South Korea, returned to Fresno and completed her M.A in History. She received a research
fellowship through the Fresno State Graduate Net Initiative and took the opportunity
to work with other graduate students to conduct research. Savannah spent a summer
interning with the Special Collections Department of the Libraryand had the opportunity
to research and write articles about Fresno State’s history to share with alumni.
She currently works in the Graduate Writing Studio where she provides support to graduate
students from all disciplines. During her research, she studied The Female Spectator,
the first magazine written for women by a woman in 1744 by Eliza Haywood, a series
of letters and essays directed to teaching women appropriate behavior. Savannah specifically
looked at Haywood’s prescription of the study of insects and science as appropriate
conversation topics for women, and she investigated Haywood’s recommendation that
women moderate their attendance of public events, instead focusing their time and
energy on self-improvement. She hopes to continue to work with college students.
Alexandra Gallo of Hollister, was awarded the top University honors at Fresno State.
She was chosen from a group of nine Dean's Undergraduate medalists graduated Magna
Cum Laude with degrees in Political Science and Communication. She has served at the
Ronald McDonald House and has helped facilitate after school activities for youth
in Southeast Fresno. Alexandra has exercised her passion for service and civic engagement
with her involvement as President of the League of Women Voters Student Unit and service

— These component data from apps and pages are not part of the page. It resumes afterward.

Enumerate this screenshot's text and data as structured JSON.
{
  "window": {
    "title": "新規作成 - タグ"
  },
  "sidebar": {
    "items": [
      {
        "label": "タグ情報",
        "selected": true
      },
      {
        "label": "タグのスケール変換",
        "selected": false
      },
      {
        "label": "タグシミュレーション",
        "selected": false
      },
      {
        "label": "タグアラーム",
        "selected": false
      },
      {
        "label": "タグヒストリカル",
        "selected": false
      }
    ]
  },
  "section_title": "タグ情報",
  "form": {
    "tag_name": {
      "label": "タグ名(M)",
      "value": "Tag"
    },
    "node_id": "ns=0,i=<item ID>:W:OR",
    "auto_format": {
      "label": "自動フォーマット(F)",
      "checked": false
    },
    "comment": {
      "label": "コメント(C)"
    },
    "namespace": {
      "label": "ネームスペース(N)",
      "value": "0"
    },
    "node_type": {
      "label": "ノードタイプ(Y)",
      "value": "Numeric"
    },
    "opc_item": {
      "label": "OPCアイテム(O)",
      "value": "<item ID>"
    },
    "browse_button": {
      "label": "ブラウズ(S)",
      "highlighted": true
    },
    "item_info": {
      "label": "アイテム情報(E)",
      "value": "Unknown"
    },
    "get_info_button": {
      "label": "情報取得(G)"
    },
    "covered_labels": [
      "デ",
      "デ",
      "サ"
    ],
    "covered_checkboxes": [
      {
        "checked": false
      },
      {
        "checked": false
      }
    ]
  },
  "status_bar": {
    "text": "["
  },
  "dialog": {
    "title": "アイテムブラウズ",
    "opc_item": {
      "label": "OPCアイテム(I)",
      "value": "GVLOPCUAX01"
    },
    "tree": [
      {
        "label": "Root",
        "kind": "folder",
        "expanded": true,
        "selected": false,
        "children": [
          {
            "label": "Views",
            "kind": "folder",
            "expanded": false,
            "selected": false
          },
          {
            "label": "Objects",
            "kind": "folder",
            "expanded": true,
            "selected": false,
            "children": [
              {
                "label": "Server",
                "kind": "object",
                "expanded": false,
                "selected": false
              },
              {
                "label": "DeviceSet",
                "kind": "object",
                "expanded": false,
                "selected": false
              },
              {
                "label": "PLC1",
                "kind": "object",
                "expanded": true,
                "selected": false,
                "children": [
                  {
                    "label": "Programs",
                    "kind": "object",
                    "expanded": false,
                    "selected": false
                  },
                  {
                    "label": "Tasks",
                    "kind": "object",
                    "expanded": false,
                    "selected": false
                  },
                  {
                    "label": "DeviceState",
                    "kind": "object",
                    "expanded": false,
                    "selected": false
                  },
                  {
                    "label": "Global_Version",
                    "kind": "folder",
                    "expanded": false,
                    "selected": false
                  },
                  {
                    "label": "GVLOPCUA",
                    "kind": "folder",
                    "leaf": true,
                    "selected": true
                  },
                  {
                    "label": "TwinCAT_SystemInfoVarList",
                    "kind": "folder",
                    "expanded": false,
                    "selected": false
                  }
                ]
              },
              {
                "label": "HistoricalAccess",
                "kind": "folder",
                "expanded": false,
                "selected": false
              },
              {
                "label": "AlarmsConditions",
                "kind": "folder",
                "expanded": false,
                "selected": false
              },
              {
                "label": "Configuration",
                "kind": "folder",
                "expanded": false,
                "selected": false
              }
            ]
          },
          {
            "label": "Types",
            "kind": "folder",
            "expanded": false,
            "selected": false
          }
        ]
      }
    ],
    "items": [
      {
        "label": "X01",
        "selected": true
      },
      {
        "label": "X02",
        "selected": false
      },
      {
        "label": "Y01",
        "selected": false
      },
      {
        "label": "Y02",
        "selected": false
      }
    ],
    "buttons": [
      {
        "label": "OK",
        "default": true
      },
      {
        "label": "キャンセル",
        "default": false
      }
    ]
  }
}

as Senator of Undergraduate and Graduate Affairs for Associated Students, Incorporated.
Alexandra has held leadership positions in the Panhellenic Council and in Delta Zeta.
As a Ronald E. McNair Scholar, she conducted research of voter identification laws
and presented her research at the Southwestern Social Science Association Conference.
As a Maddy Institute Legislative Scholar, Alex interned under Congressman Jim Costa
who she will continue to intern for in the summer 2017 and will then represent Fresno
State as a student ambassador on a tour of China. Alexandra hopes to pursue a career
Katy Hogue of Fresno, obtained her Masters in History. Her research examines the cultural
development of the 19th Century American West in an attempt to mitigate the myth of
the frontier. She was a Graduate Teaching Assistant and presented at the 2015 and
2016 History Graduate Student Association Symposium, and the 2016 Graduate Research
and Creative Activities Symposium. Katy also accepted a series of internships at the
Fresno Historical Society where she created an exhibit about the J.R. McDonald paddle
boat. Passionate about public history, Katy is currently the Collections Manager at
the Fresno Historical Society where she works to make the historical records and manuscripts
available to the public.
Outstanding Student Reception 2017